“I heard this rumor about you,” my caller said. “And I just wanted to check it out for myself.” I really appreciated his phone call. I’d heard the story was going around, and laughed at it. I’m far from faultless, but this tale was ridiculous. The only trouble was that people who heard it kept on repeating it as if it were true. Ultimately a lot of Christian brothers and sisters heard the story, believed it, and repeated it. Yet this caller was the first—and only-person who ever bothered to check out the facts with me personally. After a while the story died out. It wasn’t true in the first place. And God guarded my ministry, so the rumor hadn’t really hurt me. But the incident reminds me how much more eager we Christians are to grab a hatchet and take off after someone suspected of wrong—like modern avengers of blood—than we are to pick up our hatchets to build roads so the innocent can find their way to a city of refuge. Yes, let’s punish the guilty. But let’s make sure that no one who is innocent suffers unjustly. So what are we to do when we hear about a supposed fault or problem in a brother or sister’s life? Deuteronomy 19 suggests several road-building principles. First, delay before you repeat a rumor. An Old Testament city of refuge was first of all a place where a person could find temporary refuge while his case was being investigated. Second, check the facts. It’s not enough to remain silent. Confront the one who told you the rumor. Where did he get his information? How does he know it is reliable? If the rumor is being repeated without personal knowledge of the facts, confront the person who told you. It is sin to testify falsely against anyone. Third, if the rumor persists, speak to the person who is accused. He or she has a right to know what is being said and a right to be heard. In no way are Christians to clear the guilty or to ignore sin. But rumor, gossip, and false accusation are evils to be purged from the believing community.

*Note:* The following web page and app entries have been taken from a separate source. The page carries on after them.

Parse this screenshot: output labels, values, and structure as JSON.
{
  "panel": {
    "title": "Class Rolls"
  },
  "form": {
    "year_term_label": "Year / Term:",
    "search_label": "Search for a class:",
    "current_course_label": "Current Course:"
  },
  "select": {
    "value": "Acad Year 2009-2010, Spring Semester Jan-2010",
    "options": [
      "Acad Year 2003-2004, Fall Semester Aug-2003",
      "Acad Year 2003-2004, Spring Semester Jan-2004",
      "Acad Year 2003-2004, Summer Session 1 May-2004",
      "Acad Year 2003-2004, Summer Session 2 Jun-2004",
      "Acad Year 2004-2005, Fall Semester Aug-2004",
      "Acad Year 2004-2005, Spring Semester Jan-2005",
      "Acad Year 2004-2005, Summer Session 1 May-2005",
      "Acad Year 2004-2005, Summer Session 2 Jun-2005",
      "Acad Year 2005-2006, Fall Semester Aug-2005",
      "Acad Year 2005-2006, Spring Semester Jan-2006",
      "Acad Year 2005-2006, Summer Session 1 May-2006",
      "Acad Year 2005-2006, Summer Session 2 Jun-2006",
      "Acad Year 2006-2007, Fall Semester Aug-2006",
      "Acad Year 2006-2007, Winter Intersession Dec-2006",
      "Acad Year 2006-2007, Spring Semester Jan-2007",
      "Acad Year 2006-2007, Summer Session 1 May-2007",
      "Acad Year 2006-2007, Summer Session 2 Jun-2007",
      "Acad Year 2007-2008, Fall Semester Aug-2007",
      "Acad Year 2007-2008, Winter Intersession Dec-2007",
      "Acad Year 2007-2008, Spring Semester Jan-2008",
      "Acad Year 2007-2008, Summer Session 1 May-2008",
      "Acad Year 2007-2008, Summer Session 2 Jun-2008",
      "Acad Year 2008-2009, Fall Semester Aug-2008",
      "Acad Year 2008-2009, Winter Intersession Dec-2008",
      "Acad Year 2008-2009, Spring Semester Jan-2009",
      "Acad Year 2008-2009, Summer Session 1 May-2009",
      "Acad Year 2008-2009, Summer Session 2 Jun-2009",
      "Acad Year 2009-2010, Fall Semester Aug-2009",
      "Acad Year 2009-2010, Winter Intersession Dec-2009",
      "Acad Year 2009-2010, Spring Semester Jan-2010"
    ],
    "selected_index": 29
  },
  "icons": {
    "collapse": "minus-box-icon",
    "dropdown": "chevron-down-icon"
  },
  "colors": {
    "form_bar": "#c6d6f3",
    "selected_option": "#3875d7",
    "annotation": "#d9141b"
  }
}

“Do this so that innocent blood will not be shed in your land.”—Deuteronomy 19:10